I LOVE that Helen Mirren is on the cover of the September issue of Allure issue, which I must admit surprised me because I felt the new editor, Michelle Lee, was heading the magazine into hyper Millennial drive. But her call to action, which is a cover line, is to end the idea of “anti-aging”, and instead asks for a “celebration of growing into your own skin–wrinkles and all.” (You can read the story here.) Mirren is also a new spokesperson of L’Oreal, a mega-beauty brand which is also on board with the idea of looking towards older women as role models of beauty.

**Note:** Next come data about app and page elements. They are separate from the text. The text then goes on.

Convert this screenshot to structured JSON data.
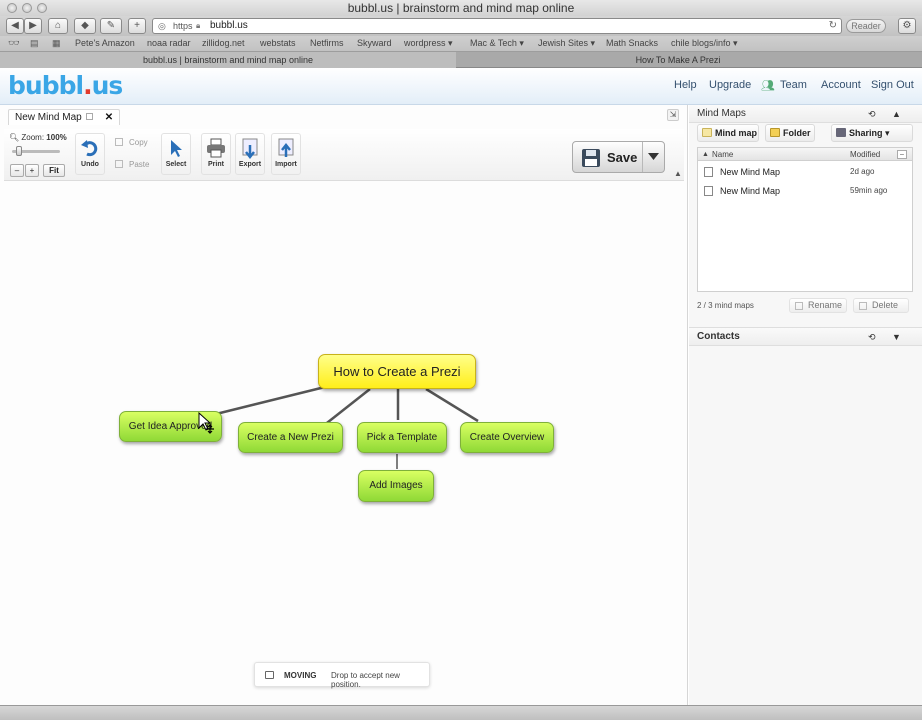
{
  "browser": {
    "window_title": "bubbl.us | brainstorm and mind map online",
    "url_scheme": "https",
    "url": "bubbl.us",
    "reader_label": "Reader",
    "bookmarks": [
      "Pete's Amazon",
      "noaa radar",
      "zillidog.net",
      "webstats",
      "Netfirms",
      "Skyward",
      "wordpress ▾",
      "Mac & Tech ▾",
      "Jewish Sites ▾",
      "Math Snacks",
      "chile blogs/info ▾"
    ],
    "tabs": [
      "bubbl.us | brainstorm and mind map online",
      "How To Make A Prezi"
    ]
  },
  "app": {
    "logo_main": "bubbl",
    "logo_dot": ".",
    "logo_tail": "us",
    "nav": {
      "help": "Help",
      "upgrade": "Upgrade",
      "team": "Team",
      "account": "Account",
      "signout": "Sign Out"
    }
  },
  "editor": {
    "doc_tab": "New Mind Map",
    "zoom_label": "Zoom:",
    "zoom_value": "100%",
    "zoom_minus": "–",
    "zoom_plus": "+",
    "zoom_fit": "Fit",
    "tools": {
      "undo": "Undo",
      "copy": "Copy",
      "paste": "Paste",
      "select": "Select",
      "print": "Print",
      "export": "Export",
      "import": "Import",
      "save": "Save"
    },
    "nodes": {
      "root": "How to Create a Prezi",
      "idea": "Get Idea Approved",
      "new_prezi": "Create a New Prezi",
      "template": "Pick a Template",
      "overview": "Create Overview",
      "images": "Add Images"
    },
    "status": {
      "state": "MOVING",
      "message": "Drop to accept new position."
    }
  },
  "panel": {
    "mindmaps_title": "Mind Maps",
    "tools": {
      "mindmap": "Mind map",
      "folder": "Folder",
      "sharing": "Sharing"
    },
    "columns": {
      "name": "Name",
      "modified": "Modified"
    },
    "files": [
      {
        "name": "New Mind Map",
        "modified": "2d ago"
      },
      {
        "name": "New Mind Map",
        "modified": "59min ago"
      }
    ],
    "count": "2 / 3 mind maps",
    "rename": "Rename",
    "delete": "Delete",
    "contacts_title": "Contacts"
  },
  "colors": {
    "root_fill": "#ffee1a",
    "node_fill": "#8fd936",
    "logo_blue": "#3aa6e6",
    "logo_red": "#e23a2c"
  }
}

I think it’s fantastic and it’s been a topic of positive conversations with other women I’ve had over the last week. Then I read an article in NY Times Magazine by Amanda Hess, who tried to throw a wrench in the whole thing. To sum up her article, the beauty business is changing the language of their products and highlighting health and organic aspects of products as opposed to scientific jargon they used previously, but they’re still just trying to sell us face and eye creams and tap into our fear of getting older. That’s true on many levels. And yes, beauty companies and magazines feature older women who were gorgeous at a young age and still are into their 50s, 60s and 70s. But I think Amanda misses the point. The best prep for writing about aging might be actually being older. I don’t know how old Hess is but she graduated from college in 2007; I graduated in 1989. I have wrinkles. Helen Mirren has plenty of wrinkles (and according to the completely unreliable Daily Mail even with a face lift). In fact, she might have more than my mother who is slightly older, hasn’t had a lift, and is gorgeous. Sure on some level the beauty industry might tap into our fears to sell products, but for those of us who have accepted aging, what if we still want to moisturize and use retinol so we can look our best when we’re in your 70s and 80s? When is trying to take care of yourself a bad thing? Isn’t the organic, all-natural ethos today more holistic, meaning a healthy lifestyle of food and exercise, not just what you lather on your face?
There are plenty of women (and men) who are insecure about getting older, but to have a woman like Mirren just enjoy being a woman and not give a f%*$ is refreshing. It is certainly a step in the right direction. I want to be like Helen when I grow up.
Amy Nobile says
Amen! Helen and editors like Michelle Lee are changing the ‘face’ of what it means to embrace and celebrate ourselves, no matter the birthday.
As someone who is 59, I was almost giggly with delight when I saw Helen Mirren on the cover of Allure. Love the blouse, the hair, the Robert Lee Morris ring, the dark red nails and especially the attitude, BUT that’s where it ends. It’s one article and then back to the youngsters. Allure has now lost me. What if Maye Musk and Lyn Slater had been featured as well? That would’ve really made a statement.
Brooke Garber Neidich says
I want to see a piece on your beautiful mother !!